The third type of ignorance is learned or higher ignorance.  Nicolas of Cusa states that,”every inquiry proceeds by way of a comparative relation, whether an easy or a difficult one.  Hence, the infinite, qua infinite is unknown; for it escapes all comparative relation.”  Higher ignorance whether it be towards God or creation must be learned.  It has a sincerity to it, it is intellectually honest unlike willful ignorance.  As Aristotle said, philosophy begins in wonder.  Wonder is not an answer, but rather a question, the question, that uproots the self, along with everything else (aporeia).  Socrates engaged in that kind of wonder, although he focused only on the human realm, and shirked natural philosophy (physical world).
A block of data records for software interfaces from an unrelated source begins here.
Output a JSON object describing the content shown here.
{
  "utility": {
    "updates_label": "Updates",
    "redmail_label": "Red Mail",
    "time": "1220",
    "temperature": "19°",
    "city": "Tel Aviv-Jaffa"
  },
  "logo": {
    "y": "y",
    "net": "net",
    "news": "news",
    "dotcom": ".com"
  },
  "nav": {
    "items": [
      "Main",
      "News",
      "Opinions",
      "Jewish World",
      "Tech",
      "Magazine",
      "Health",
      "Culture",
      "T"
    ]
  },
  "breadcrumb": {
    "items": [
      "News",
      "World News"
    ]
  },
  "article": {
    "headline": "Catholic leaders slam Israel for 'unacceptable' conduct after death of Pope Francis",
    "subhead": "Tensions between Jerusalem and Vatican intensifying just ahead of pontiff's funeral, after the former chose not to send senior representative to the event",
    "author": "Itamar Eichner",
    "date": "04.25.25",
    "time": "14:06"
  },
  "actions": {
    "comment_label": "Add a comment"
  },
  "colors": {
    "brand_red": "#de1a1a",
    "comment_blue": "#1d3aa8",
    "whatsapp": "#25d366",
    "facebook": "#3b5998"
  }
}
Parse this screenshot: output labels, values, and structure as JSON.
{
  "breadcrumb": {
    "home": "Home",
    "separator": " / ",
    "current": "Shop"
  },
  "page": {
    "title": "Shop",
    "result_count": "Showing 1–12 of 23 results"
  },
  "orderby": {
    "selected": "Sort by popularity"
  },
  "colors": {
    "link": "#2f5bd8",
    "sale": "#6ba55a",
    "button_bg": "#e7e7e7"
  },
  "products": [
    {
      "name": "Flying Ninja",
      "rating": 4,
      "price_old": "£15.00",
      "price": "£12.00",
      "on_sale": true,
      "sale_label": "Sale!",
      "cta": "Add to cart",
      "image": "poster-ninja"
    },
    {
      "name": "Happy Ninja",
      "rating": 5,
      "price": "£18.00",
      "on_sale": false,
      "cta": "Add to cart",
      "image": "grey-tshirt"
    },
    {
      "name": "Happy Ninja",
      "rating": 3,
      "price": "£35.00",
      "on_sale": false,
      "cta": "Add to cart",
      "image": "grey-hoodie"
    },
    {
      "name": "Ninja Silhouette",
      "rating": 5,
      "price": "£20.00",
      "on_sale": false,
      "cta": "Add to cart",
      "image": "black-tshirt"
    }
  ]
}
Galileo, on the other hand, engaged in the physical world with such wonder.  He formulated new questions where there previously had not been recognized topics of study.  Galilean moons, the phases of Venus and sunspots.  He saw them and asked about them before anyone else did.  He blew the lid off of the order of things and in the process the Church lost control.  He was not trying to make the Church lose control, he was just actively and openly looking at the world.  It is amusing to think that the Catholic Church lost control, precisely because the Church thought it had control, and that if the Church had not thought that it was in control (and tried to enforce it on Galileo and a whole slew of astronomers on the one hand, and Martin Luther and a whole bunch of reformers on the other), then the Church would perhaps still have control.  Like a song says, “if you hold on too tightly, you’re going to loose control.”

Pd-D cold fusion cell
Pd-D cold fusion cell.

We not only have different kinds of knowledge (as I’ve said before) playing off of the topic of cold fusion, we have different types of ignorance as well.  One type of ignorance, learned ignorance, allows the pure researcher to come up with new questions and thus also, explore new answers for cold fusion.  This type in my ‘book’ is positive in nature.  It is active and, ultimately, creative.

Another type, willful ignorance, blocks inquiry, trying to preserve an orthodoxy.  It is negative.  It is active, but rather than creating, it protects a rather limited vision of the status quo.  It is like a conservatism for past that never really existed.  It is reactionary and if we are honest with ourselves, we will recognize that to some degree, it is in us all.

Last of all, ordinary ignorance is the ignorance of the individual not involved and unconcerned.  This type is neither positive nor negative in its nature because it is passive.  If it becomes interested, it becomes interested in knowing “that,” rather than doing.  Of course, there are all kinds of different degrees of involvement or openness inside these three types of ignorance, but you can figure out the different shade on your own if you desire.

Quotes and general background from James P. Carse, The Religious Case Against Belief, (Penguin Press, NY, 2008), 12-15.